» **What is being asked**:
Say how many of the lines below include the word "equalizer". Only the number should be given.

━━━━━━━━

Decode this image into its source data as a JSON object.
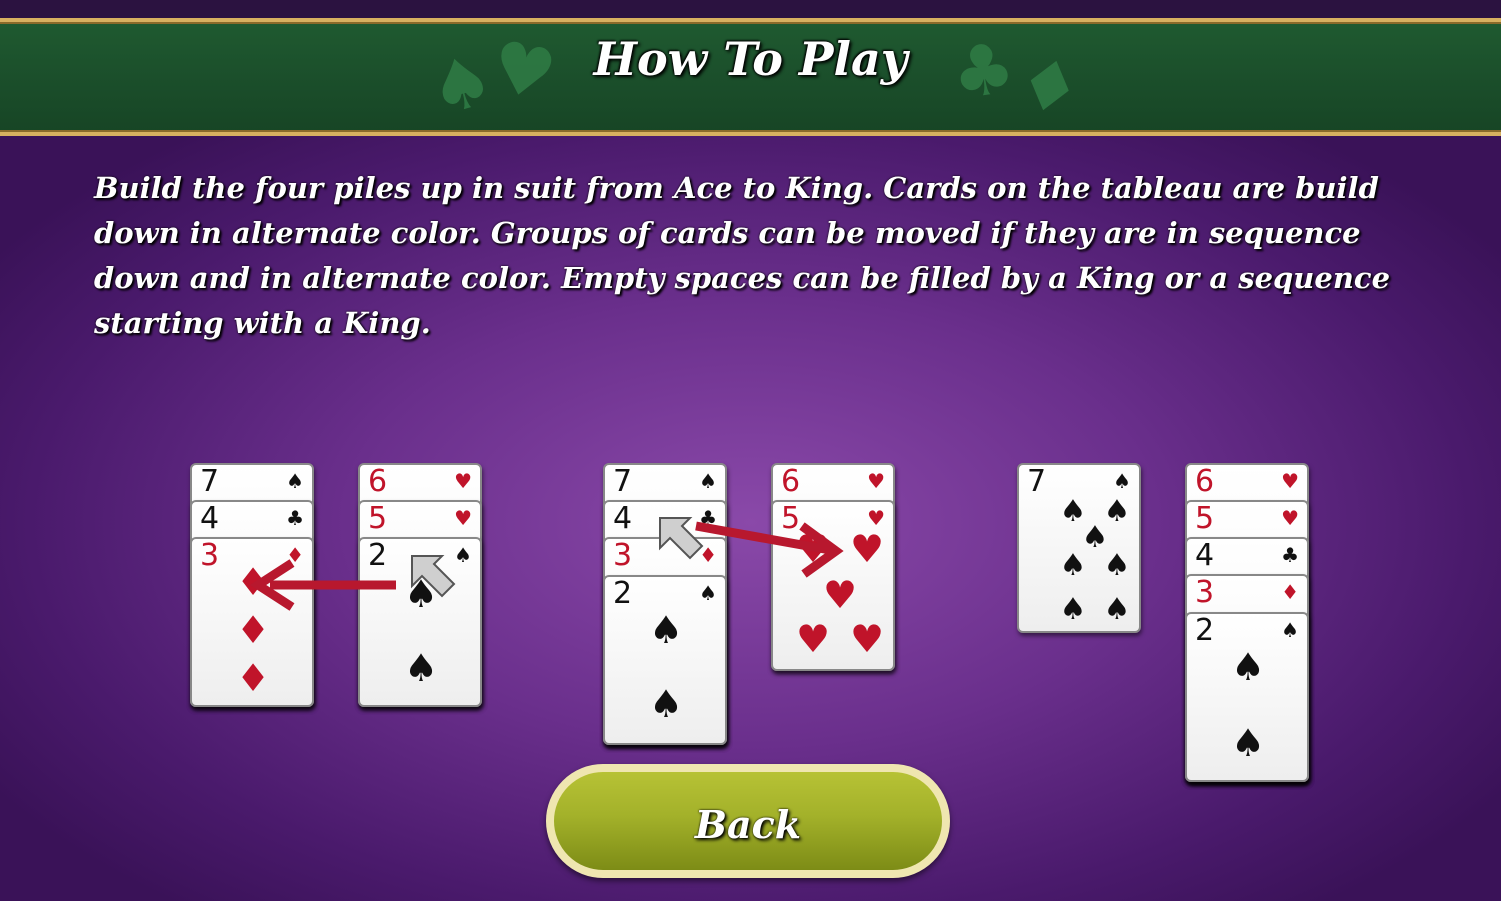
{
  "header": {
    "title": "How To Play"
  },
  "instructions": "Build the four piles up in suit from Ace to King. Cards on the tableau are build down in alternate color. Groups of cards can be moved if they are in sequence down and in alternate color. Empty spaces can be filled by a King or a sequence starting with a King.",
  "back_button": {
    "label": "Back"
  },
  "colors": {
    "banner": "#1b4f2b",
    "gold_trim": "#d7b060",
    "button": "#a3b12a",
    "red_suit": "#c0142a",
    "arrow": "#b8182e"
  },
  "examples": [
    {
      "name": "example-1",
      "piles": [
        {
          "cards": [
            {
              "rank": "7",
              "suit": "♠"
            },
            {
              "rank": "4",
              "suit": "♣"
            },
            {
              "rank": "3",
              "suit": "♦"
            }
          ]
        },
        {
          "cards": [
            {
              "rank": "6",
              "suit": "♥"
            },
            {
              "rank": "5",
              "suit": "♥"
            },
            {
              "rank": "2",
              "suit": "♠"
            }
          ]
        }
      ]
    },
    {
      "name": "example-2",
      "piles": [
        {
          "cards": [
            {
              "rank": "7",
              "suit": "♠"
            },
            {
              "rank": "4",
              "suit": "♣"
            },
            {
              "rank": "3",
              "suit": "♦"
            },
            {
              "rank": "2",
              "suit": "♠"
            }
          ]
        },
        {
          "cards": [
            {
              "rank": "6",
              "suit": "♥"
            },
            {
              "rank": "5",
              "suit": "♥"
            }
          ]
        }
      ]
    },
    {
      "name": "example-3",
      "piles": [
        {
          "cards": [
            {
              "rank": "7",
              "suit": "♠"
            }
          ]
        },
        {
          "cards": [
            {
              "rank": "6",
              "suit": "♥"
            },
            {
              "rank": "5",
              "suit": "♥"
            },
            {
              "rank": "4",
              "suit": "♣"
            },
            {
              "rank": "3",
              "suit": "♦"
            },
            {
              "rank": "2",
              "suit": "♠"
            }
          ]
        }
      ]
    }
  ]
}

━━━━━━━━

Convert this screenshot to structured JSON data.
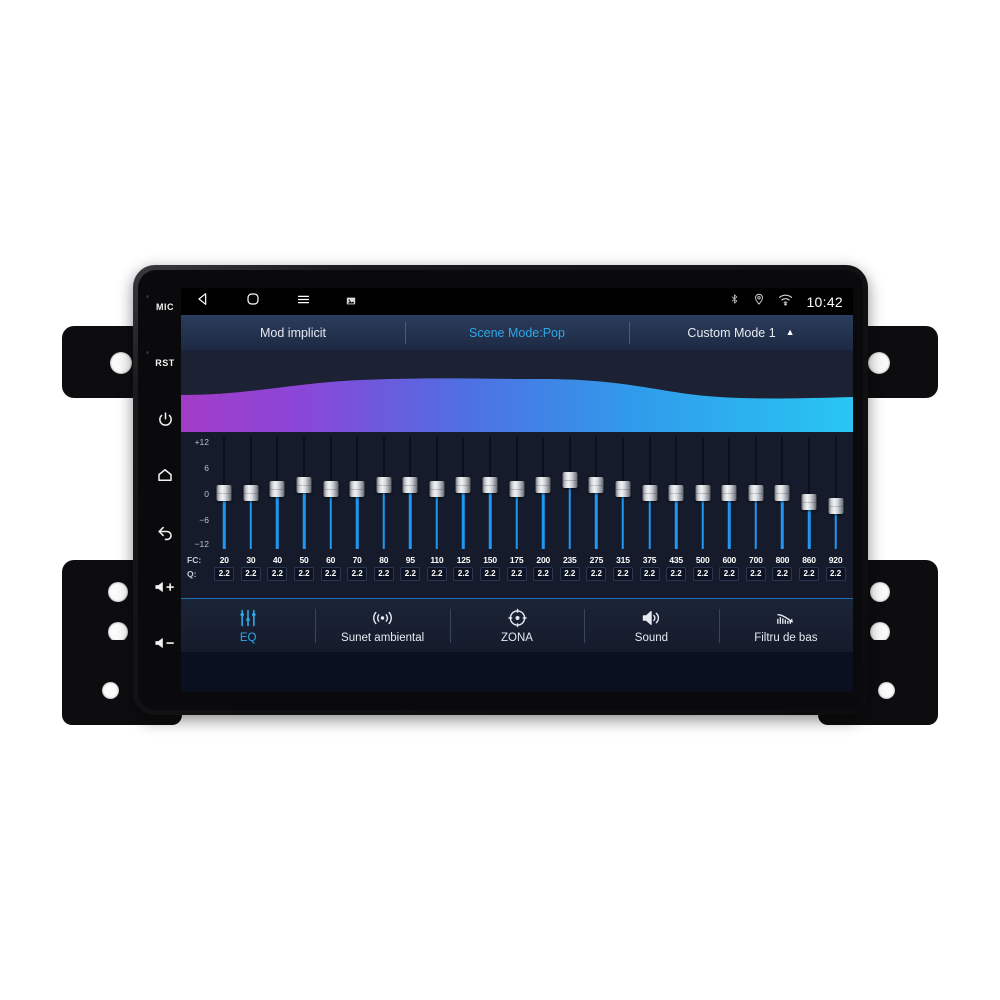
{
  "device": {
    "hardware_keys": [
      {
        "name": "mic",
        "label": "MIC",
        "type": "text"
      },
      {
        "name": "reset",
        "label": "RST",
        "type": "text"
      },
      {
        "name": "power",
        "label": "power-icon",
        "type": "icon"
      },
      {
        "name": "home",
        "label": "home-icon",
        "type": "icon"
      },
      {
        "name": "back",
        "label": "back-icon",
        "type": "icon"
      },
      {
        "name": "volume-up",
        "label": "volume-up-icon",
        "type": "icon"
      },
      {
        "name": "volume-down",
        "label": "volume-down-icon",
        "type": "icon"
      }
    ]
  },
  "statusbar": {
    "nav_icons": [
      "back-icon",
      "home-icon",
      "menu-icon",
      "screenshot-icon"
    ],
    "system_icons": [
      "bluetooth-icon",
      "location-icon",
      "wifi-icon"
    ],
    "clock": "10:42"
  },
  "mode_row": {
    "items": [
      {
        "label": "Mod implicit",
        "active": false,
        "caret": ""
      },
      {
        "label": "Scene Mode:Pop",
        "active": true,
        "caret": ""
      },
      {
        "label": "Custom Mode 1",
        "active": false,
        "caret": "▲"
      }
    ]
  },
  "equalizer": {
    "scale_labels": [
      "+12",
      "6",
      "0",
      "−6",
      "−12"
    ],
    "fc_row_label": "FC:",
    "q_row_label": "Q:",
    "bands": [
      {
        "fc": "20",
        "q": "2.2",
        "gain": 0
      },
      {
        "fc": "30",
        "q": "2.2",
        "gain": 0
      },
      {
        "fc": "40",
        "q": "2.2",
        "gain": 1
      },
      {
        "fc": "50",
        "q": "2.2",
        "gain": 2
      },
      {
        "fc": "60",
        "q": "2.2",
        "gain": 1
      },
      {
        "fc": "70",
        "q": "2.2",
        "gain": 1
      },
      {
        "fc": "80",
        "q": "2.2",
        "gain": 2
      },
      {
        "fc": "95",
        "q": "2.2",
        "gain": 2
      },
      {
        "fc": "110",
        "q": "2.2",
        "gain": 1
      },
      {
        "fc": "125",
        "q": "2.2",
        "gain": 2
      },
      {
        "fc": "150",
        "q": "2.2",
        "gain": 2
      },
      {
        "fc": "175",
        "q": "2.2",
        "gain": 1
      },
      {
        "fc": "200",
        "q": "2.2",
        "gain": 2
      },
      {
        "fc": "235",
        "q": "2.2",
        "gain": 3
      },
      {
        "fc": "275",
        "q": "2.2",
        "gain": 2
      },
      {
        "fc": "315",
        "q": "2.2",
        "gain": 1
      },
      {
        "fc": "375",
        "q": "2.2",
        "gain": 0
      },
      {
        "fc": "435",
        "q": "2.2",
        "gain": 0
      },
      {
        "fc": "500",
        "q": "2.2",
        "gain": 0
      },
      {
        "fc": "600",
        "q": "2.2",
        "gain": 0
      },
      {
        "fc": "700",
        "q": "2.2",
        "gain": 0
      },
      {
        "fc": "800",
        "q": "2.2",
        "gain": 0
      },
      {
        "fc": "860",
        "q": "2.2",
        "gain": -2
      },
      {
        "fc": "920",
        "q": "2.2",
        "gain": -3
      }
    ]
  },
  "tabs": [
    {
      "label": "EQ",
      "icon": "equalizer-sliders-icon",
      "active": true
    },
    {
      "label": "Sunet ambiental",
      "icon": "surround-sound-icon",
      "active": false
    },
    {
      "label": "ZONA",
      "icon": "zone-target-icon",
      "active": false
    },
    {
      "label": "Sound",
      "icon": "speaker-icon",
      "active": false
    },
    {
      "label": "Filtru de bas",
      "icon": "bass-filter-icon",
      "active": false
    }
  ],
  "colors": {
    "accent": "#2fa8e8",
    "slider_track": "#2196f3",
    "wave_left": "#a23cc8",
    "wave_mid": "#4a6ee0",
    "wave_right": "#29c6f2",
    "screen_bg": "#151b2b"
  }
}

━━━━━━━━

» **Answer space**:
2